TASK OBJECTIVE.
Starting at the line that contains "What data populates", output each line through the end of the data exactly, and nothing more.

WORKING DATA.
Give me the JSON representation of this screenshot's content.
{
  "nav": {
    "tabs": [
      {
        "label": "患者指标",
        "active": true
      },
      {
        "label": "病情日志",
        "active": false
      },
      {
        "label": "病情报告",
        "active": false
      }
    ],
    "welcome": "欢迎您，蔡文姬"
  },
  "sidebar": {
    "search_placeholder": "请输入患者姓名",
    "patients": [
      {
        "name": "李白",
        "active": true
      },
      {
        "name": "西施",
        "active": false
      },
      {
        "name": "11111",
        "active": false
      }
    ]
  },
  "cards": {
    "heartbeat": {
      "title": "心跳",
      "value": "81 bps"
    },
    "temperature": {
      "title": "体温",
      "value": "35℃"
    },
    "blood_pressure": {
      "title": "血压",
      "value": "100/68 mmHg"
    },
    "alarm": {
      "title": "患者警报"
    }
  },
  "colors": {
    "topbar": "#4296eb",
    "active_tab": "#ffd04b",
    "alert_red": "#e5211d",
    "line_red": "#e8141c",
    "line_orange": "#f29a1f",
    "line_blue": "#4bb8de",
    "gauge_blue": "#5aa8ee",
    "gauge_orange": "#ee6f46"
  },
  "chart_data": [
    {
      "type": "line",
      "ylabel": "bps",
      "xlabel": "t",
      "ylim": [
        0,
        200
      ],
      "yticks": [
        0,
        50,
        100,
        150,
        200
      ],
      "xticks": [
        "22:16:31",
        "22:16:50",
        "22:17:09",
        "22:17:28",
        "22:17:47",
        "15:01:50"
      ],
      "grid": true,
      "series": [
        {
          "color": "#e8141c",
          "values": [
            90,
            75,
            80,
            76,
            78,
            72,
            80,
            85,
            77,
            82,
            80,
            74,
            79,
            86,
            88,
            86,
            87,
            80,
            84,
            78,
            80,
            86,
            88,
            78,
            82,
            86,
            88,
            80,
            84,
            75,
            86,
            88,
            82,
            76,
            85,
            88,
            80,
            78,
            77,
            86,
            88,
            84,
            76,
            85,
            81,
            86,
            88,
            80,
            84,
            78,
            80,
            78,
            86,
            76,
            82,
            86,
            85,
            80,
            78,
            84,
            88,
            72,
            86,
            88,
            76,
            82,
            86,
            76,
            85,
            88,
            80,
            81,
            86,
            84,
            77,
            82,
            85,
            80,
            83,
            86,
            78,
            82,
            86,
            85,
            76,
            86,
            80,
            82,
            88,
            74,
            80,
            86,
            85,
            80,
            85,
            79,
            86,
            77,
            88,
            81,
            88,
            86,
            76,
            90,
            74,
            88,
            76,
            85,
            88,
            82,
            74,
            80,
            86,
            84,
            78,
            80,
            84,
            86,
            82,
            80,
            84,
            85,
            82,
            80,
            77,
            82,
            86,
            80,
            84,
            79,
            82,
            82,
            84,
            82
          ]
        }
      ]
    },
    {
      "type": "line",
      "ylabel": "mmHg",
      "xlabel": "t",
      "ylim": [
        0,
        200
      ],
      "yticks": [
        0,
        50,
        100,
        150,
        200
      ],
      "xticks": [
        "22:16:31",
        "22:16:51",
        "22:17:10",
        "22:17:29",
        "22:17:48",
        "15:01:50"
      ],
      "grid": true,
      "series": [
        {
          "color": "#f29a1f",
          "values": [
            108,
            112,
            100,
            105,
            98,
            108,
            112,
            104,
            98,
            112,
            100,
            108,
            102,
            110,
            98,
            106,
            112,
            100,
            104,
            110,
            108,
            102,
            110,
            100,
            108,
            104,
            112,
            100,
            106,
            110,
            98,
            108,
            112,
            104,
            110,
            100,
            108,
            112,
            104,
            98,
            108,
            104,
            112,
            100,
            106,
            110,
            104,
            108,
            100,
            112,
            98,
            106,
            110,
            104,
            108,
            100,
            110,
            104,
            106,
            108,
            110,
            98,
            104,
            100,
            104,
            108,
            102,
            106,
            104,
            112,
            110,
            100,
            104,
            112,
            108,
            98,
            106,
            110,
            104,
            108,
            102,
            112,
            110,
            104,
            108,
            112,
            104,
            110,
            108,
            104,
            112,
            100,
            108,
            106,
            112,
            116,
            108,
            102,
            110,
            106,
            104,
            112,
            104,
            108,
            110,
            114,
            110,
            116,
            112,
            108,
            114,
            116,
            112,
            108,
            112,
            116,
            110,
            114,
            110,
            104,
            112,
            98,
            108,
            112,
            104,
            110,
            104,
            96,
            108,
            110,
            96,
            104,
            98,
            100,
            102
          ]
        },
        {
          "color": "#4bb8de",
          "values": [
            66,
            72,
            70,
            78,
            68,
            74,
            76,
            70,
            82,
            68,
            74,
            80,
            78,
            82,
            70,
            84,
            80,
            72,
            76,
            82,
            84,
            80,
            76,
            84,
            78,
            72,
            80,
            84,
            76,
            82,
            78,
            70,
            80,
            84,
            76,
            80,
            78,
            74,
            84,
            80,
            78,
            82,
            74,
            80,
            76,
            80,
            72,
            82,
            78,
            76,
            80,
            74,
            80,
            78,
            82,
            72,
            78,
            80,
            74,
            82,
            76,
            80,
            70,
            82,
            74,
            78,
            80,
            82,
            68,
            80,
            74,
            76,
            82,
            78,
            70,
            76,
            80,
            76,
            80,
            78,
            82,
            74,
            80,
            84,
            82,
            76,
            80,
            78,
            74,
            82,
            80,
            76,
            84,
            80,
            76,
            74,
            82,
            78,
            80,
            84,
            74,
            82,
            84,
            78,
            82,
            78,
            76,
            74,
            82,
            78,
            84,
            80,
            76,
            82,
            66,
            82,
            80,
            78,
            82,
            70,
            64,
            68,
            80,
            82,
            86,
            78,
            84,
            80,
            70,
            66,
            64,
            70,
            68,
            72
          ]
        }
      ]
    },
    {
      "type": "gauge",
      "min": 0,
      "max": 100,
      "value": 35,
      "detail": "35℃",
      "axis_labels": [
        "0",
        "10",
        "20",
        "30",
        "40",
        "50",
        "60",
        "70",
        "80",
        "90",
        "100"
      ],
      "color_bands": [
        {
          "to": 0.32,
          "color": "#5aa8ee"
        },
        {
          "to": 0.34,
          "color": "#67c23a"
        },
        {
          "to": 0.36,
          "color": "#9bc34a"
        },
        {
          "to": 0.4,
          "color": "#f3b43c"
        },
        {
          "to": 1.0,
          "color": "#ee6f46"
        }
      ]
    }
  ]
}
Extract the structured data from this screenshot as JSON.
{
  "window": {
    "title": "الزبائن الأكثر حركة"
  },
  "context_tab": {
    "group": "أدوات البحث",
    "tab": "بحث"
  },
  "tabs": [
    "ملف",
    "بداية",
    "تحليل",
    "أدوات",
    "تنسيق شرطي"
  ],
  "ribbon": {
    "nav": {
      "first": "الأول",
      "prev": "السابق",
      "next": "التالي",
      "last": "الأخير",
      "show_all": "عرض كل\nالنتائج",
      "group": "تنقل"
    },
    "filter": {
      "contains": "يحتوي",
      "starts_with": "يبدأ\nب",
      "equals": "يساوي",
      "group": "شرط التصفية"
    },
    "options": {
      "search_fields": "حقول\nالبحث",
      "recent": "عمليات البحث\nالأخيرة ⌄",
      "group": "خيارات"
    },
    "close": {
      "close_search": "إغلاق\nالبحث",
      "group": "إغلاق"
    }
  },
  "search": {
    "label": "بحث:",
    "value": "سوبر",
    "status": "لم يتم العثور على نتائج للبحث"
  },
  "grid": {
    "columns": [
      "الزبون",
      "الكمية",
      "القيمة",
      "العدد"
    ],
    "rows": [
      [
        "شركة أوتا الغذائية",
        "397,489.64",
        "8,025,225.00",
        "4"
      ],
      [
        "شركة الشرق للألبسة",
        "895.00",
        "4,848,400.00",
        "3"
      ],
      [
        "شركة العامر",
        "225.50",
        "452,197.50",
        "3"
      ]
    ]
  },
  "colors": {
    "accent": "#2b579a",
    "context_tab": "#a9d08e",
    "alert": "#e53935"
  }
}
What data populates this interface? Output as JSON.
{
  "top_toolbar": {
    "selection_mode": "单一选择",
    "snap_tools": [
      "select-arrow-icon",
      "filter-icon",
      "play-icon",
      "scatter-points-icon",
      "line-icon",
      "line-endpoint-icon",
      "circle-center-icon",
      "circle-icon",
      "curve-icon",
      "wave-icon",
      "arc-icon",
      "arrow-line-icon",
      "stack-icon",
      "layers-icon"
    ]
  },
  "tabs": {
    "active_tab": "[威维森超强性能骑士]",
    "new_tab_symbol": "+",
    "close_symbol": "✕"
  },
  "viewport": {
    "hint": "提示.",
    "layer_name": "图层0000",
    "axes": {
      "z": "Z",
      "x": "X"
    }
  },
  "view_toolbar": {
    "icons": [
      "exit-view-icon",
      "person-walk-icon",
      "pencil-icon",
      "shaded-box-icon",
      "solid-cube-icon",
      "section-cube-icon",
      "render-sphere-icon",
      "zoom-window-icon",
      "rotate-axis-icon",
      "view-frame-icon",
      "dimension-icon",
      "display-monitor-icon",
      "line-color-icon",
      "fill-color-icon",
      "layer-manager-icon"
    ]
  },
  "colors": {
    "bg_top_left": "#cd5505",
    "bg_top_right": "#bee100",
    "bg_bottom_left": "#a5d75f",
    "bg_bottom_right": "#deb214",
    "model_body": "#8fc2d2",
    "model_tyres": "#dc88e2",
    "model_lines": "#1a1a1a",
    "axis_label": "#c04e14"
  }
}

FINISHED TASK.
What data populates this interface? Output as JSON.
{
  "top_toolbar": {
    "selection_mode": "单一选择",
    "snap_tools": [
      "select-arrow-icon",
      "filter-icon",
      "play-icon",
      "scatter-points-icon",
      "line-icon",
      "line-endpoint-icon",
      "circle-center-icon",
      "circle-icon",
      "curve-icon",
      "wave-icon",
      "arc-icon",
      "arrow-line-icon",
      "stack-icon",
      "layers-icon"
    ]
  },
  "tabs": {
    "active_tab": "[威维森超强性能骑士]",
    "new_tab_symbol": "+",
    "close_symbol": "✕"
  },
  "viewport": {
    "hint": "提示.",
    "layer_name": "图层0000",
    "axes": {
      "z": "Z",
      "x": "X"
    }
  },
  "view_toolbar": {
    "icons": [
      "exit-view-icon",
      "person-walk-icon",
      "pencil-icon",
      "shaded-box-icon",
      "solid-cube-icon",
      "section-cube-icon",
      "render-sphere-icon",
      "zoom-window-icon",
      "rotate-axis-icon",
      "view-frame-icon",
      "dimension-icon",
      "display-monitor-icon",
      "line-color-icon",
      "fill-color-icon",
      "layer-manager-icon"
    ]
  },
  "colors": {
    "bg_top_left": "#cd5505",
    "bg_top_right": "#bee100",
    "bg_bottom_left": "#a5d75f",
    "bg_bottom_right": "#deb214",
    "model_body": "#8fc2d2",
    "model_tyres": "#dc88e2",
    "model_lines": "#1a1a1a",
    "axis_label": "#c04e14"
  }
}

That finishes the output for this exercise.